“This penalises sectors such as education or the healthcare sector. And so it's still the same people who are suffering the sacrifices while others are getting richer. And so enough is enough. We now need to organise this anger upwards, towards the energy giants who are profiting from the crisis.”
Nick Gortz, CSC union’s permanent representative, said the priorities were reducing energy prices, increasing salaries and ensuring fair taxation.
“The problems faced by workers and students and pensioners and the self-employed, overall, are coming together for the moment,” Gortz said, praising the unity of those involved in the collective.

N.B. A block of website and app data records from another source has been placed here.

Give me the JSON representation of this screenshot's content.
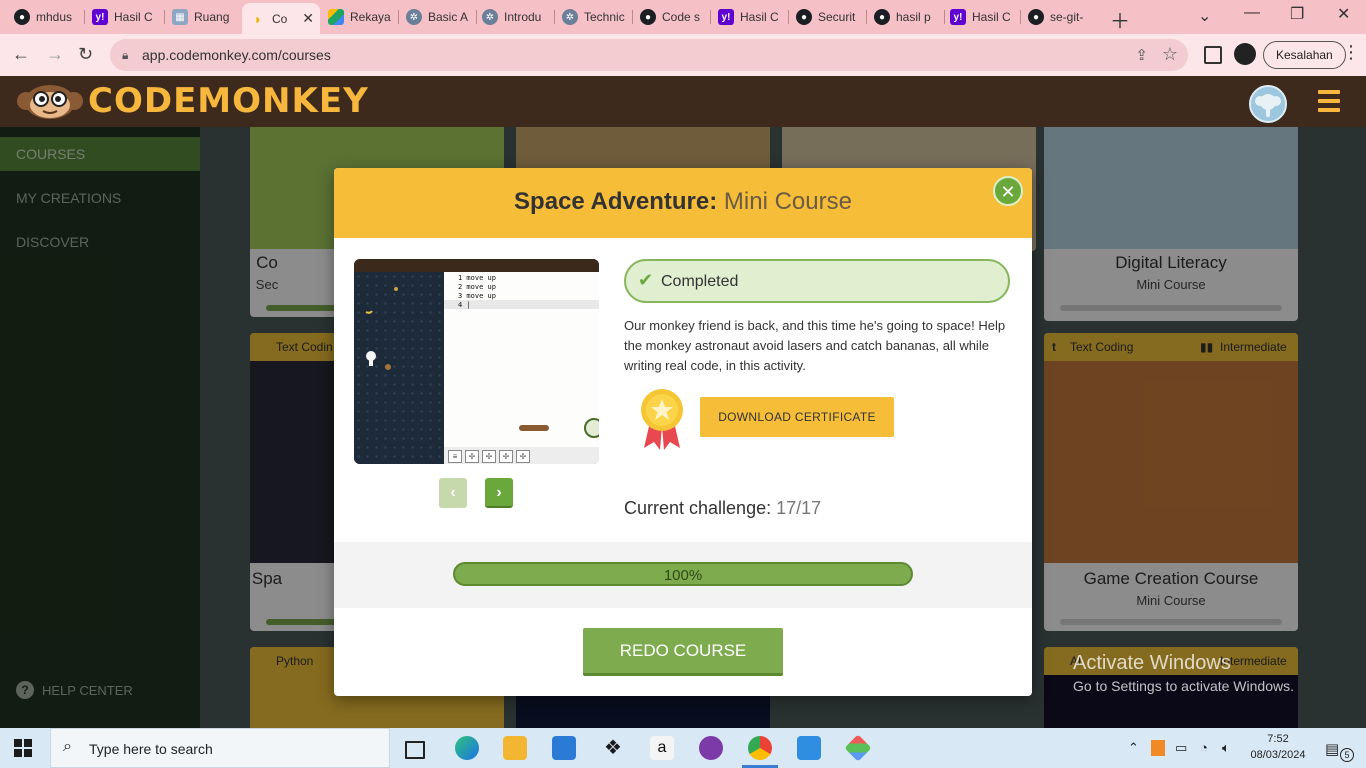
{
  "browser": {
    "tabs": [
      {
        "label": "mhdus",
        "icon": "github-icon",
        "color": "#1b1f23"
      },
      {
        "label": "Hasil C",
        "icon": "yahoo-icon",
        "color": "#5f01d1"
      },
      {
        "label": "Ruang",
        "icon": "ruang-icon",
        "color": "#8da6c2"
      },
      {
        "label": "Co",
        "icon": "banana-icon",
        "color": "#e9b400",
        "active": true
      },
      {
        "label": "Rekaya",
        "icon": "drive-icon",
        "color": "#1fa463"
      },
      {
        "label": "Basic A",
        "icon": "settings-icon",
        "color": "#6b7f99"
      },
      {
        "label": "Introdu",
        "icon": "settings-icon",
        "color": "#6b7f99"
      },
      {
        "label": "Technic",
        "icon": "settings-icon",
        "color": "#6b7f99"
      },
      {
        "label": "Code s",
        "icon": "github-icon",
        "color": "#1b1f23"
      },
      {
        "label": "Hasil C",
        "icon": "yahoo-icon",
        "color": "#5f01d1"
      },
      {
        "label": "Securit",
        "icon": "github-icon",
        "color": "#1b1f23"
      },
      {
        "label": "hasil p",
        "icon": "github-icon",
        "color": "#1b1f23"
      },
      {
        "label": "Hasil C",
        "icon": "yahoo-icon",
        "color": "#5f01d1"
      },
      {
        "label": "se-git-",
        "icon": "github-icon",
        "color": "#1b1f23"
      }
    ],
    "url": "app.codemonkey.com/courses",
    "profile_button": "Kesalahan"
  },
  "header": {
    "logo_text": "CODEMONKEY"
  },
  "sidebar": {
    "items": [
      {
        "label": "COURSES",
        "active": true
      },
      {
        "label": "MY CREATIONS"
      },
      {
        "label": "DISCOVER"
      }
    ],
    "help": "HELP CENTER"
  },
  "cards": {
    "c1": {
      "title": "Co",
      "sub": "Sec"
    },
    "c2": {
      "title": "Digital Literacy",
      "sub": "Mini Course"
    },
    "c3": {
      "tag": "Text Codin",
      "title": "Spa"
    },
    "c4": {
      "tag": "Text Coding",
      "level": "Intermediate",
      "title": "Game Creation Course",
      "sub": "Mini Course"
    },
    "c5": {
      "tag": "Python"
    },
    "c6": {
      "tag": "AI",
      "level": "Intermediate"
    }
  },
  "modal": {
    "title_bold": "Space Adventure:",
    "title_thin": "Mini Course",
    "close": "✕",
    "code_lines": "1 move up\n2 move up\n3 move up\n4 |",
    "status": "Completed",
    "description": "Our monkey friend is back, and this time he's going to space! Help the monkey astronaut avoid lasers and catch bananas, all while writing real code, in this activity.",
    "download": "DOWNLOAD CERTIFICATE",
    "challenge_label": "Current challenge:",
    "challenge_value": "17/17",
    "progress_text": "100%",
    "progress": 1.0,
    "redo": "REDO COURSE"
  },
  "watermark": {
    "line1": "Activate Windows",
    "line2": "Go to Settings to activate Windows."
  },
  "taskbar": {
    "search_placeholder": "Type here to search",
    "time": "7:52",
    "date": "08/03/2024",
    "notifications": "5"
  }
}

“And having other people, from other backgrounds, who do not live side by side and who say they have the same problems, creates a certain enthusiasm and above all generates hope.”
Hajar, a law student, came out to participate in the demonstration.

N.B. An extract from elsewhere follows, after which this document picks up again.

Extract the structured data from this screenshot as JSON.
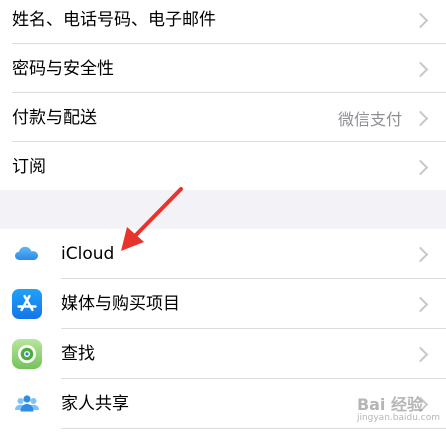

“You have students queuing up in social grocery shops to be able to eat and we find that unacceptable,” said Hajar.
“You also have students who are looking for housing and can't find one, and when they do find one it's overpriced. The charges go with it, the rent increases because it is indexed. We are asking that this indexation be blocked and that we return to prices that are affordable for students who are already in a precarious situation.”
Actor Antoine Giet also identified with the collective’s objectives, adding that the climate crisis was another driving force behind the anxiety of citizens, who like to see caps on prices and taxes on excess profits.

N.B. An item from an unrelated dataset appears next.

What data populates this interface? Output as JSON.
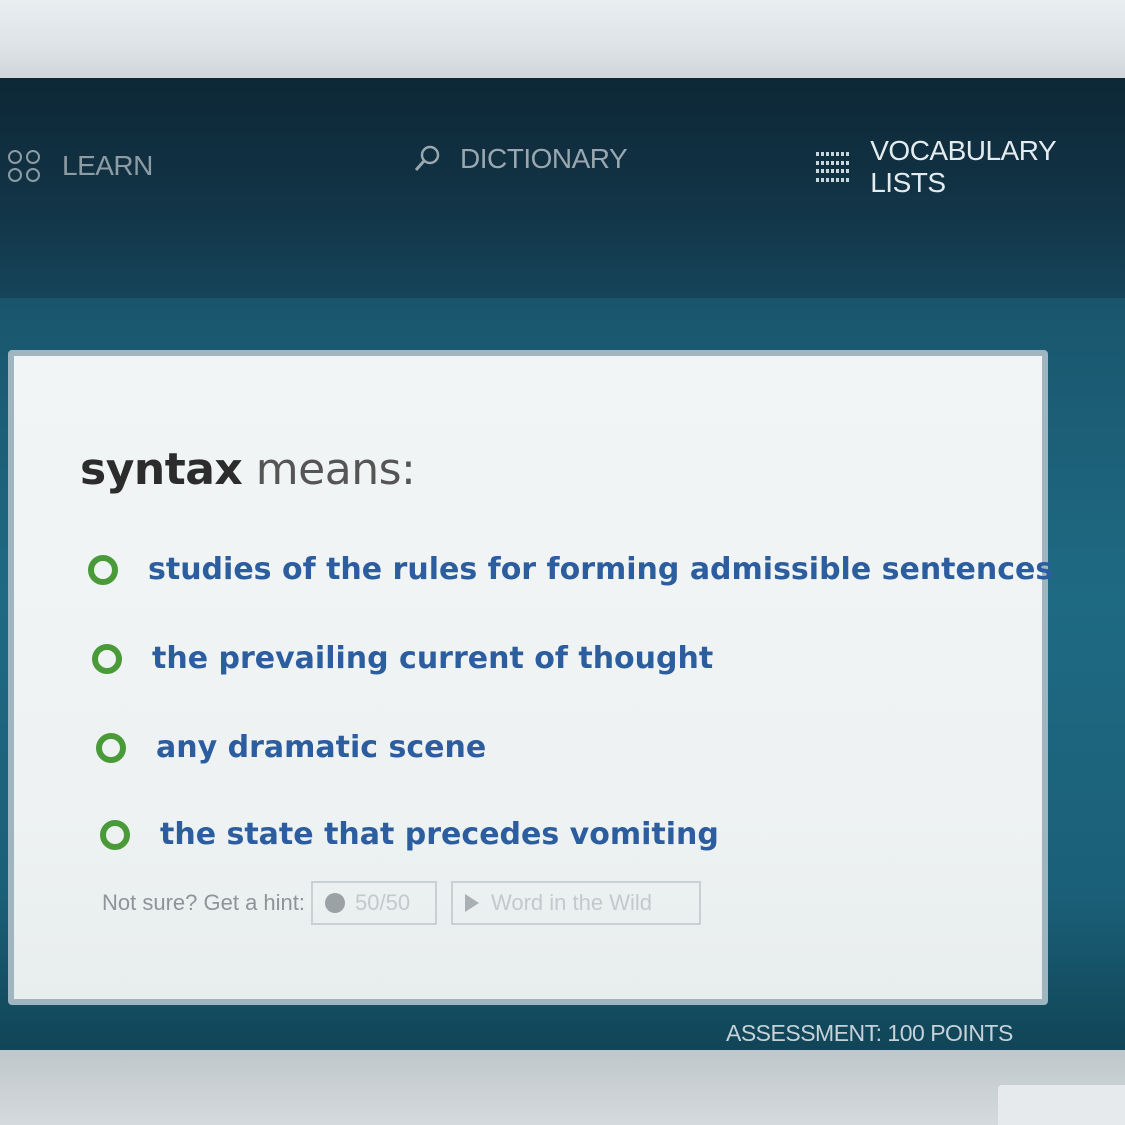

“This crisis is being felt very strongly, not only in the private sector, but also in the workplace,” Giet said.
“Some people [in the cultural sector] rehearse in rooms that are not heated, because heating a theatre is extremely expensive and subsidies have not increased.”
Few people are untouched by the crisis, especially as the winter holidays approach.
Le Soir’s Grand Barometer indicated that people in Wallonia and Brussels are tightening their belts when it comes to presents for friends and family this year, with 49% of those surveyed indicating they will be spending less this year than they did in the previous one.
Holidays aside, the responses seem indicative of the overall decline in purchasing power that Belgium, along with other EU countries, is experiencing. Money is going less far in the face of inflation.
Four out of 10 Belgians say they are struggling to make ends meet at the end of each month, according to a report by the Mental Assessment Group cited by Het Nieuwsblad, Gazet van Antwerpen and Het Belang van Limburg.
This 43.4% of Belgians represents an increase over the 36% who said they were struggling last year.
One in three Belgians reports that they are already dipping into their savings, with credit purchases on the rise.
“Many Belgians have little or nothing left at the end of the month, and those who did not have a safety margin are now in great difficulty,” said economics professor Bart Chiau, who co-supervised the study.
“The indexation of salaries does not cover the rise in prices in any way, but is at the same time such a heavy cost factor for companies that they will probably have to let go of some of their staff.”